Muscle building is not just for the bodybuilder or athletes. We should all be interested in the amount of muscle mass we have because it’s important for overall health, for our immune system and for how much fat we’ll burn on a daily basis—yes, muscle burns fat!
For muscle growth to happen (muscle hypertrophy), your body depends on protein synthesis. Not only does protein synthesis have to occur, but it has to exceed protein breakdown. Protein breakdown occurs continuously as a normal biological process—after exercise, in particular, there is an increase in this breakdown called catabolism. Unfortunately, breakdown on a daily basis accelerates as we grow older. So, to increase muscle mass—and we’re really concerned with skeletal muscle mass—there are a few hurdles we must consider.
First, we know the best way to create muscle growth is to be in an “anabolic” state—that means providing our muscles with an environment to grow! Resistance exercise (weight lifting) is by far the most effective way to stimulate hypertrophy. But is that it? No! In the absence of food we would not overcome the negative protein balance—the interaction of exercise and nutrients on muscle protein metabolism is the key to success.
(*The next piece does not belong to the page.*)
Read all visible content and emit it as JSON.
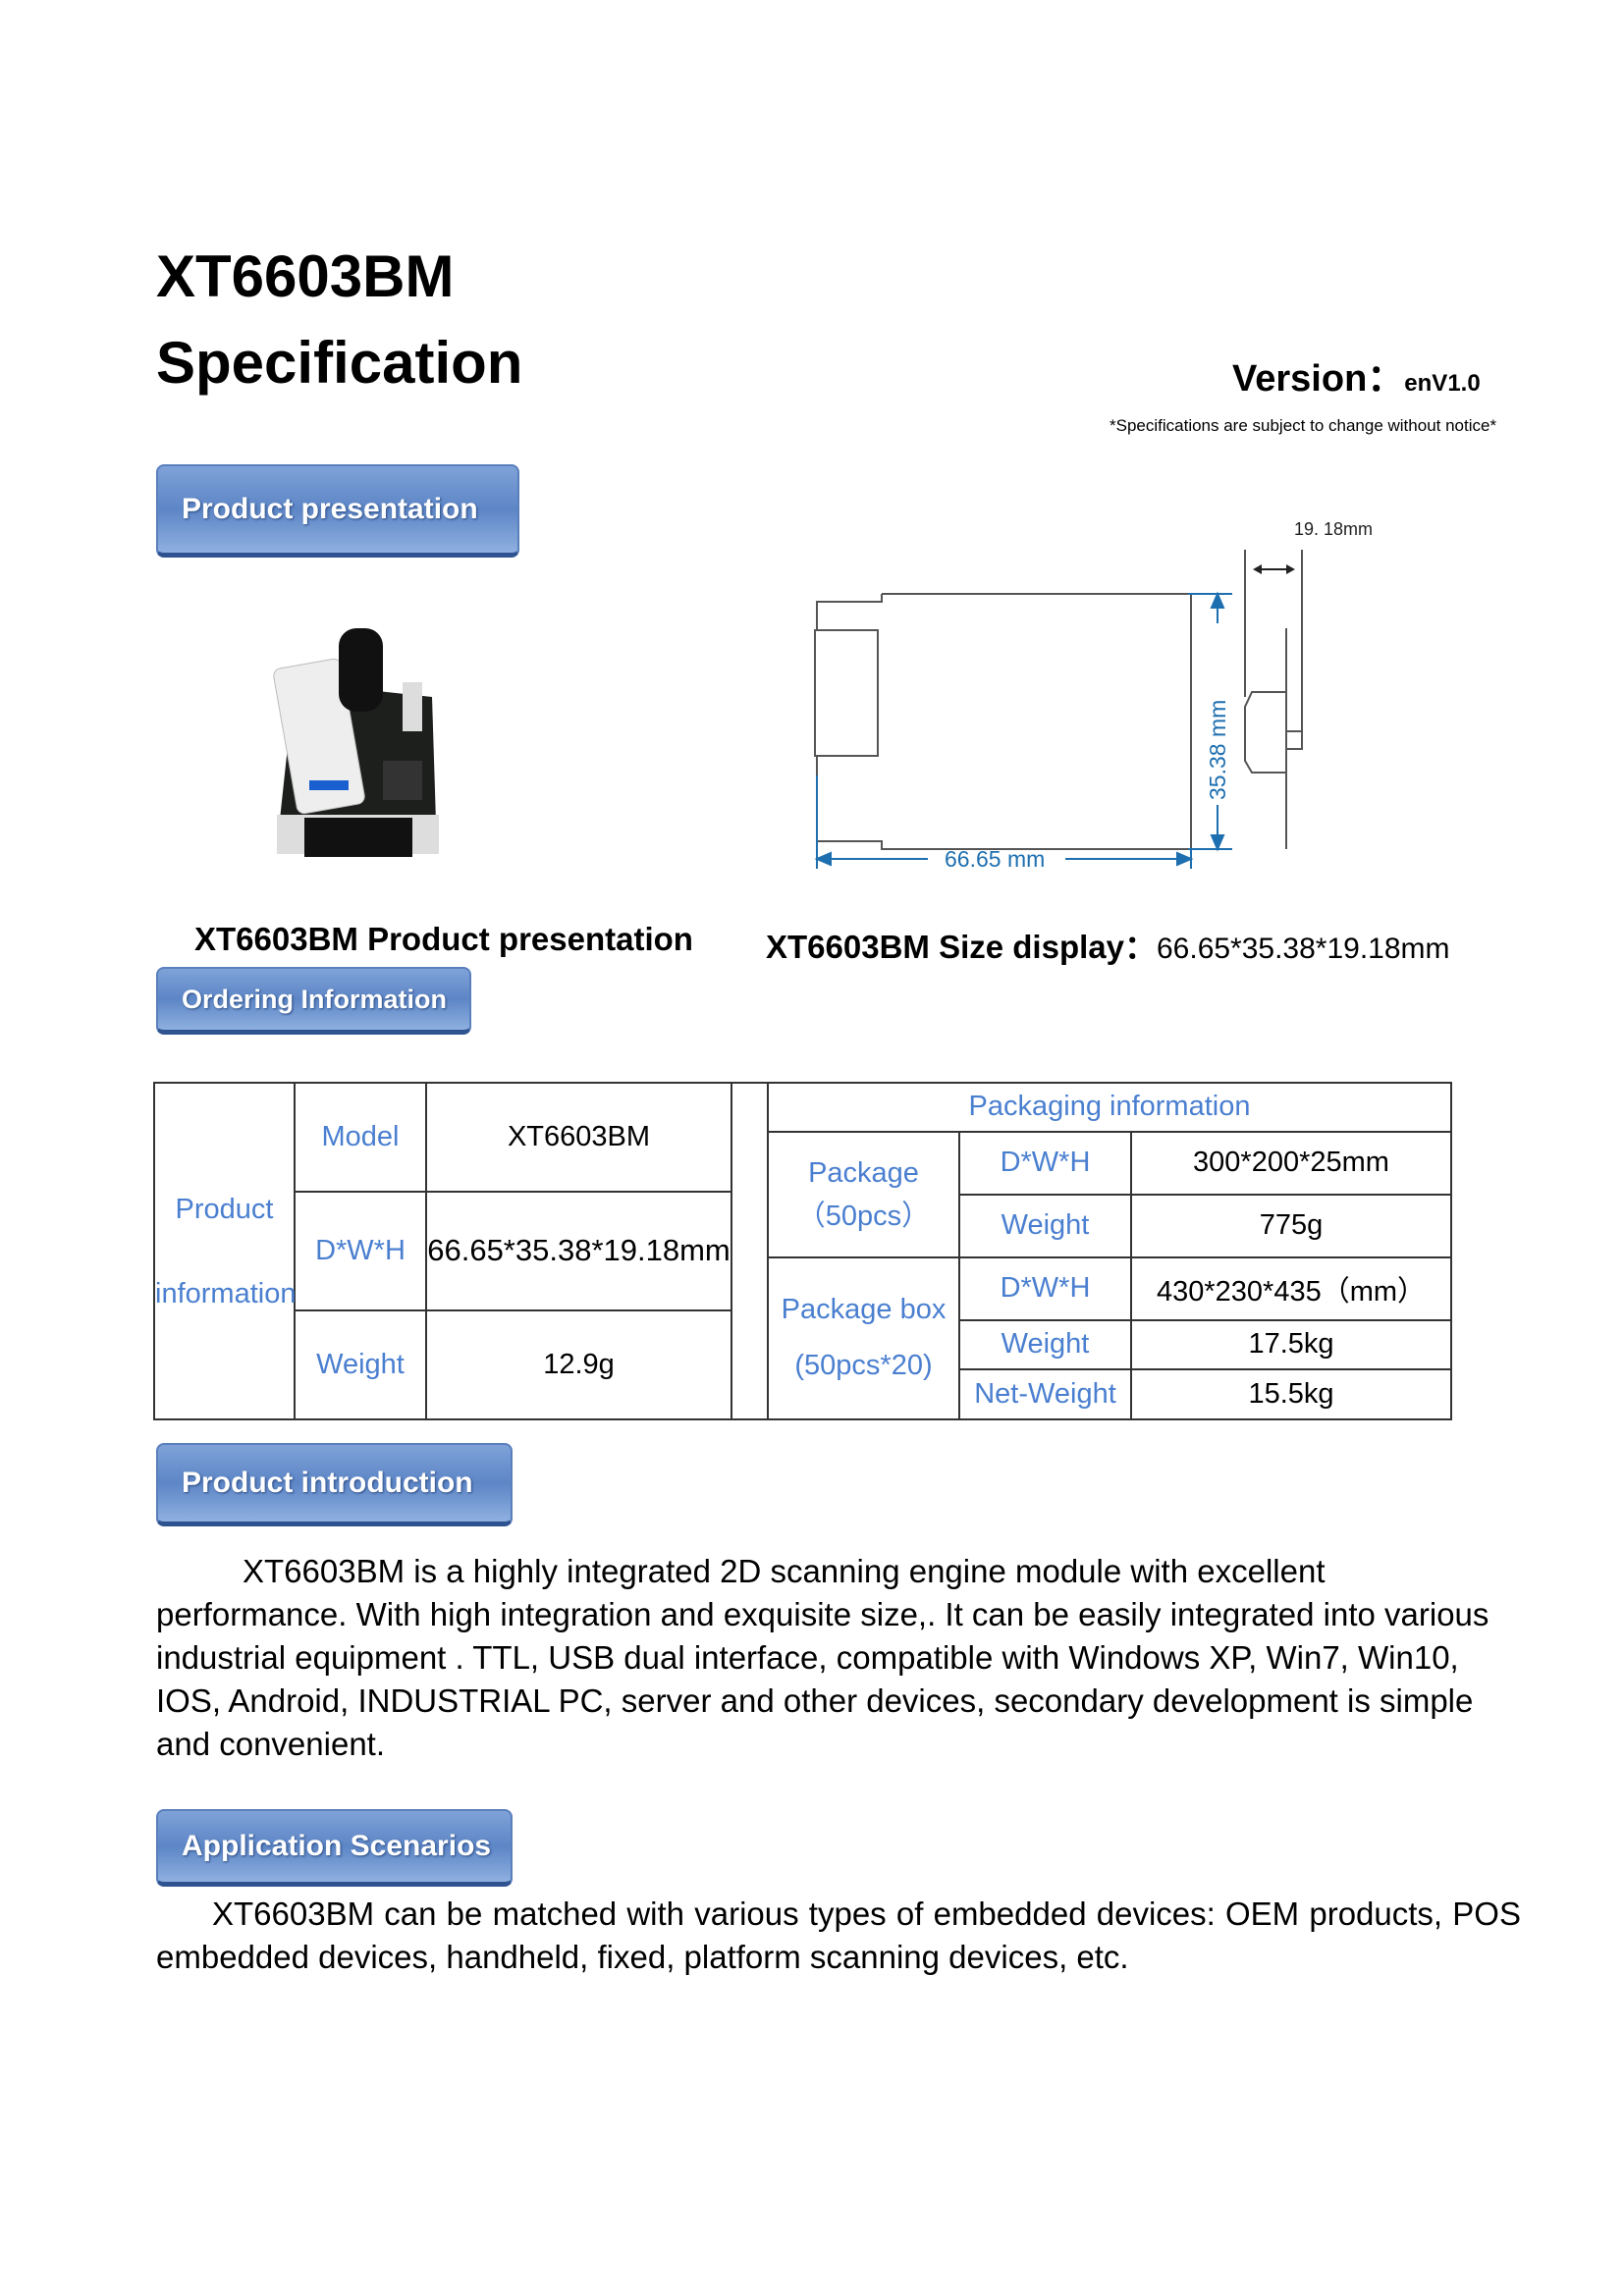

Amino acids must be available to the muscles to give them the building blocks for making protein. We must have these amino acids available at the right time for protein synthesis. In fact, one amino acid, leucine, can stimulate synthesis independent of its structural role. To maximize muscle protein anabolism, then, we know that resistance exercise results in a positive protein balance when food intake follows within a few hours after exercising. This is prime time anabolism!
The type of protein consumed does affect outcome, according to recent evidence. We know that digestive properties of proteins will influence the time it takes to break down (digest) the protein for absorption of amino acids to reach the blood stream.
Dairy proteins casein and whey each present properties that can serve muscle growth. Casein clots in the stomach and slowly releases into the small intestine where absorption of amino acids and peptides occur. Whey proteins and other proteins are still soluble in the stomach (low acid and watery environment) and are quickly released into the small intestine where they are digested and absorbed. The whey amino acids, then, will appear faster than casein and be available for muscle protein synthesis. Casein will digest slower and appear in the blood later keeping blood levels of amino acids elevated.
At the same time a unique stimulus is occurring. Whey proteins have the highest levels of branched-chain amino acids (isoleucine, leucine, and valine) than any other protein source. This is a key differentiating attribute of whey that provides another trigger for protein synthesis to occur in muscles.
Basic knowledge of protein make-up, digestion and ability to stimulate protein synthesis in muscles has been the cornerstone of Isagenix IsaLean Shake formulations. We’ve combined the best physiological attributes of whey and casein proteins to synergistically maximize the ability to increase muscle mass.
Understanding the ability of dietary proteins to increase satiety—feelings of fullness—provides further benefits of the IsaLean Shake, but that’s for another article. Stay tuned!